YOUR ASSIGNMENT: Any images in the material are to be dropped while every line is retyped exactly.

MATERIAL FOR THIS TASK:
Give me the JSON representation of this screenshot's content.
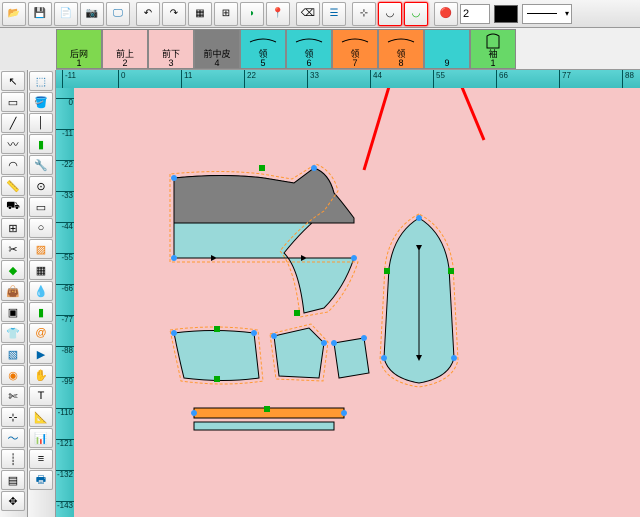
{
  "toolbar": {
    "value_input": "2",
    "fill_color": "#000000"
  },
  "pieces": [
    {
      "label": "后网",
      "num": "1",
      "bg": "#7fd84f"
    },
    {
      "label": "前上",
      "num": "2",
      "bg": "#f7c6c6"
    },
    {
      "label": "前下",
      "num": "3",
      "bg": "#f7c6c6"
    },
    {
      "label": "前中皮",
      "num": "4",
      "bg": "#808080"
    },
    {
      "label": "领",
      "num": "5",
      "bg": "#38d0d0"
    },
    {
      "label": "领",
      "num": "6",
      "bg": "#38d0d0"
    },
    {
      "label": "领",
      "num": "7",
      "bg": "#ff8c3a"
    },
    {
      "label": "领",
      "num": "8",
      "bg": "#ff8c3a"
    },
    {
      "label": "",
      "num": "9",
      "bg": "#38d0d0"
    },
    {
      "label": "袖",
      "num": "1",
      "bg": "#68d868"
    }
  ],
  "ruler_h": [
    "-11",
    "0",
    "11",
    "22",
    "33",
    "44",
    "55",
    "66",
    "77",
    "88"
  ],
  "ruler_v": [
    "0",
    "-11",
    "-22",
    "-33",
    "-44",
    "-55",
    "-66",
    "-77",
    "-88",
    "-99",
    "-110",
    "-121",
    "-132",
    "-143"
  ]
}
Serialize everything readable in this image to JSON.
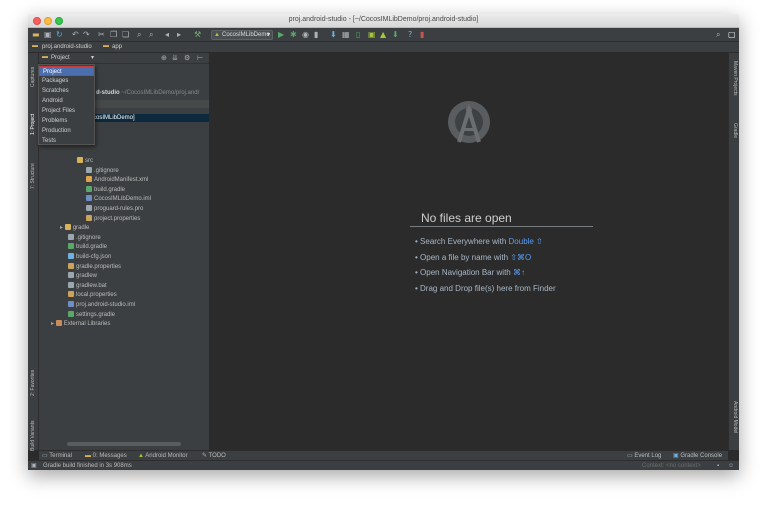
{
  "window": {
    "title": "proj.android-studio - [~/CocosIMLibDemo/proj.android-studio]"
  },
  "toolbar": {
    "run_config": "CocosIMLibDemo"
  },
  "breadcrumb": {
    "project": "proj.android-studio",
    "module": "app"
  },
  "project_panel": {
    "view_label": "Project",
    "root_name": "proj.android-studio",
    "root_path": "~/CocosIMLibDemo/proj.andr",
    "selected_suffix": "cosIMLibDemo]",
    "dropdown": [
      "Project",
      "Packages",
      "Scratches",
      "Android",
      "Project Files",
      "Problems",
      "Production",
      "Tests"
    ],
    "tree": [
      {
        "label": "src",
        "indent": 2,
        "type": "folder"
      },
      {
        "label": ".gitignore",
        "indent": 3,
        "type": "file"
      },
      {
        "label": "AndroidManifest.xml",
        "indent": 3,
        "type": "xml"
      },
      {
        "label": "build.gradle",
        "indent": 3,
        "type": "gradle"
      },
      {
        "label": "CocosIMLibDemo.iml",
        "indent": 3,
        "type": "iml"
      },
      {
        "label": "proguard-rules.pro",
        "indent": 3,
        "type": "file"
      },
      {
        "label": "project.properties",
        "indent": 3,
        "type": "props"
      },
      {
        "label": "gradle",
        "indent": 1,
        "type": "folder",
        "arrow": true
      },
      {
        "label": ".gitignore",
        "indent": 1,
        "type": "file"
      },
      {
        "label": "build.gradle",
        "indent": 1,
        "type": "gradle"
      },
      {
        "label": "build-cfg.json",
        "indent": 1,
        "type": "json"
      },
      {
        "label": "gradle.properties",
        "indent": 1,
        "type": "props"
      },
      {
        "label": "gradlew",
        "indent": 1,
        "type": "file"
      },
      {
        "label": "gradlew.bat",
        "indent": 1,
        "type": "file"
      },
      {
        "label": "local.properties",
        "indent": 1,
        "type": "props"
      },
      {
        "label": "proj.android-studio.iml",
        "indent": 1,
        "type": "iml"
      },
      {
        "label": "settings.gradle",
        "indent": 1,
        "type": "gradle"
      },
      {
        "label": "External Libraries",
        "indent": 0,
        "type": "lib",
        "arrow": true
      }
    ]
  },
  "left_tabs": {
    "captures": "Captures",
    "project": "1: Project",
    "structure": "7: Structure",
    "favorites": "2: Favorites",
    "build_variants": "Build Variants"
  },
  "right_tabs": {
    "maven": "Maven Projects",
    "gradle": "Gradle",
    "android_model": "Android Model"
  },
  "editor": {
    "empty_title": "No files are open",
    "hints": [
      {
        "text": "Search Everywhere with ",
        "key": "Double ⇧"
      },
      {
        "text": "Open a file by name with ",
        "key": "⇧⌘O"
      },
      {
        "text": "Open Navigation Bar with ",
        "key": "⌘↑"
      },
      {
        "text": "Drag and Drop file(s) here from Finder",
        "key": ""
      }
    ]
  },
  "bottom_tools": {
    "terminal": "Terminal",
    "messages": "0: Messages",
    "android_monitor": "Android Monitor",
    "todo": "TODO",
    "event_log": "Event Log",
    "gradle_console": "Gradle Console"
  },
  "status": {
    "message": "Gradle build finished in 3s 908ms",
    "context": "Context: <no context>"
  },
  "colors": {
    "accent": "#4b6eaf",
    "hint_key": "#589df6",
    "background": "#2b2b2b"
  }
}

RESPONSE TO THIS TASK:
Give me the JSON representation of this screenshot's content.
{
  "toolbar": {
    "value_input": "2",
    "fill_color": "#000000"
  },
  "pieces": [
    {
      "label": "后网",
      "num": "1",
      "bg": "#7fd84f"
    },
    {
      "label": "前上",
      "num": "2",
      "bg": "#f7c6c6"
    },
    {
      "label": "前下",
      "num": "3",
      "bg": "#f7c6c6"
    },
    {
      "label": "前中皮",
      "num": "4",
      "bg": "#808080"
    },
    {
      "label": "领",
      "num": "5",
      "bg": "#38d0d0"
    },
    {
      "label": "领",
      "num": "6",
      "bg": "#38d0d0"
    },
    {
      "label": "领",
      "num": "7",
      "bg": "#ff8c3a"
    },
    {
      "label": "领",
      "num": "8",
      "bg": "#ff8c3a"
    },
    {
      "label": "",
      "num": "9",
      "bg": "#38d0d0"
    },
    {
      "label": "袖",
      "num": "1",
      "bg": "#68d868"
    }
  ],
  "ruler_h": [
    "-11",
    "0",
    "11",
    "22",
    "33",
    "44",
    "55",
    "66",
    "77",
    "88"
  ],
  "ruler_v": [
    "0",
    "-11",
    "-22",
    "-33",
    "-44",
    "-55",
    "-66",
    "-77",
    "-88",
    "-99",
    "-110",
    "-121",
    "-132",
    "-143"
  ]
}
Serialize everything readable in this image to JSON.
{
  "window": {
    "title": "proj.android-studio - [~/CocosIMLibDemo/proj.android-studio]"
  },
  "toolbar": {
    "run_config": "CocosIMLibDemo"
  },
  "breadcrumb": {
    "project": "proj.android-studio",
    "module": "app"
  },
  "project_panel": {
    "view_label": "Project",
    "root_name": "proj.android-studio",
    "root_path": "~/CocosIMLibDemo/proj.andr",
    "selected_suffix": "cosIMLibDemo]",
    "dropdown": [
      "Project",
      "Packages",
      "Scratches",
      "Android",
      "Project Files",
      "Problems",
      "Production",
      "Tests"
    ],
    "tree": [
      {
        "label": "src",
        "indent": 2,
        "type": "folder"
      },
      {
        "label": ".gitignore",
        "indent": 3,
        "type": "file"
      },
      {
        "label": "AndroidManifest.xml",
        "indent": 3,
        "type": "xml"
      },
      {
        "label": "build.gradle",
        "indent": 3,
        "type": "gradle"
      },
      {
        "label": "CocosIMLibDemo.iml",
        "indent": 3,
        "type": "iml"
      },
      {
        "label": "proguard-rules.pro",
        "indent": 3,
        "type": "file"
      },
      {
        "label": "project.properties",
        "indent": 3,
        "type": "props"
      },
      {
        "label": "gradle",
        "indent": 1,
        "type": "folder",
        "arrow": true
      },
      {
        "label": ".gitignore",
        "indent": 1,
        "type": "file"
      },
      {
        "label": "build.gradle",
        "indent": 1,
        "type": "gradle"
      },
      {
        "label": "build-cfg.json",
        "indent": 1,
        "type": "json"
      },
      {
        "label": "gradle.properties",
        "indent": 1,
        "type": "props"
      },
      {
        "label": "gradlew",
        "indent": 1,
        "type": "file"
      },
      {
        "label": "gradlew.bat",
        "indent": 1,
        "type": "file"
      },
      {
        "label": "local.properties",
        "indent": 1,
        "type": "props"
      },
      {
        "label": "proj.android-studio.iml",
        "indent": 1,
        "type": "iml"
      },
      {
        "label": "settings.gradle",
        "indent": 1,
        "type": "gradle"
      },
      {
        "label": "External Libraries",
        "indent": 0,
        "type": "lib",
        "arrow": true
      }
    ]
  },
  "left_tabs": {
    "captures": "Captures",
    "project": "1: Project",
    "structure": "7: Structure",
    "favorites": "2: Favorites",
    "build_variants": "Build Variants"
  },
  "right_tabs": {
    "maven": "Maven Projects",
    "gradle": "Gradle",
    "android_model": "Android Model"
  },
  "editor": {
    "empty_title": "No files are open",
    "hints": [
      {
        "text": "Search Everywhere with ",
        "key": "Double ⇧"
      },
      {
        "text": "Open a file by name with ",
        "key": "⇧⌘O"
      },
      {
        "text": "Open Navigation Bar with ",
        "key": "⌘↑"
      },
      {
        "text": "Drag and Drop file(s) here from Finder",
        "key": ""
      }
    ]
  },
  "bottom_tools": {
    "terminal": "Terminal",
    "messages": "0: Messages",
    "android_monitor": "Android Monitor",
    "todo": "TODO",
    "event_log": "Event Log",
    "gradle_console": "Gradle Console"
  },
  "status": {
    "message": "Gradle build finished in 3s 908ms",
    "context": "Context: <no context>"
  },
  "colors": {
    "accent": "#4b6eaf",
    "hint_key": "#589df6",
    "background": "#2b2b2b"
  }
}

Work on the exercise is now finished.